In critiquing Clifford Geertz’ famous definition of religion, Asad sums up one of his main points in Genealogy of Religion: “My argument is that there cannot be a universal definition of religion, not only because its constituent elements and relationships are historically specific, but because that definition is itself the historical product of discursive processes.” These “discursive processes” are products of European and Enlightenment thought, are often centered around some form of Christianity, and often juxtapose the rational, doxastic, and cognitive elements of “true religion” with the irrationality, practical, and non-cognitive nature of primitive idolatry. According to Asad, “The demand that received practices must affirm something about the fundamental nature of reality, that it should therefore always be possible to state meanings for them which are not plain nonsense, is the first condition for determining whether they belong to ‘religion.’” William E. Connolly, while discussing Asad’s critique of Wilfred Cantrell Smith, says something similar: “many secularists, ministers, theologians, anthropologists, philosophers, and social scientists place such practices [religious devotional practices] within a cognitive framework that either ignores the embedded character of embodied faith, diminishes its importance, or reduces it to modes of cultural manipulation to be transcended by cognitively pure belief.”

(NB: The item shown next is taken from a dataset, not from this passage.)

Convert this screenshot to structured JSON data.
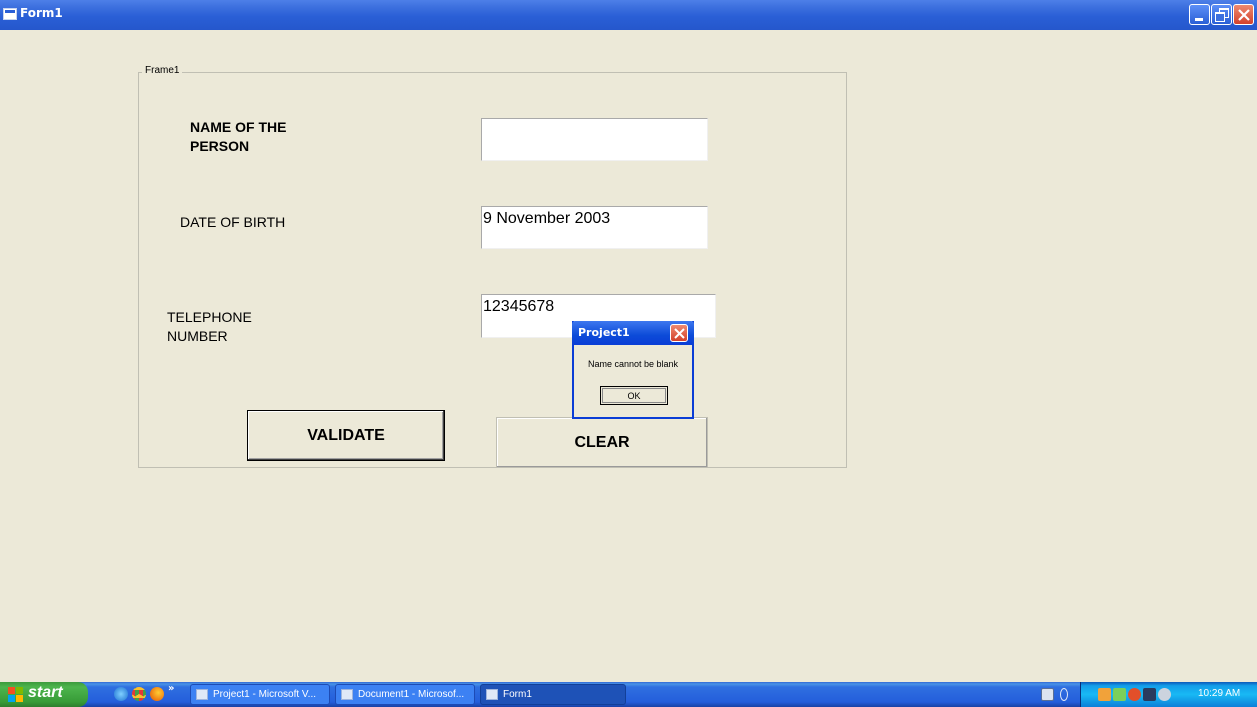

The rest of this article is on Patheos here.
Image from Wikimedia, author Szczepan199
 There are debates about whether to use the term “post-colonial,” “de-colonial,” or to abandon the these titles altogether. There are also a wide variety of post-colonial thinkers who often have differing opinions, but I still find a common trajectory and nuance amongst them.
 One of the only substantial articles that directly addresses this question is, Greggor McLennan, “Sociology, Eurocentrism, and Postcolonial Theory,” European Journal of Social Theory, 6(1): 69-86.
 Talal Asad, Genealogies of Religion: Discipline and Reasons of Power in Christianity and Islam (Baltimore, MD: The Johns Hopkins University Press, 1993), 29. This is reminiscent of Richard Dawkins’ notion that the “God Hypothesis” is a scientific hypothesis because it affirms something about the nature of reality. See Richard Dawkins, The God Delusion (New York, N.Y.: Houghton Mifflin, 2006), pp. 51-99. Phil Zuckerman also has a focus on belief as central to religion: “There are certainly other significant elements to religious life, such as the importance of congregating, as discussed in the introduction, or the pervading emphasis on altruism. But for me, belief is of paramount concern. Religions tend to be based upon claims about the nature of this world and this reality.”
Invitation to the Sociology of Religion (New York, N.Y.: Routledge, italics his), 115.
 Ibid, 43
 William E. Connolly, Pluralism (London, U.K.: Duke University Press, 2005), 57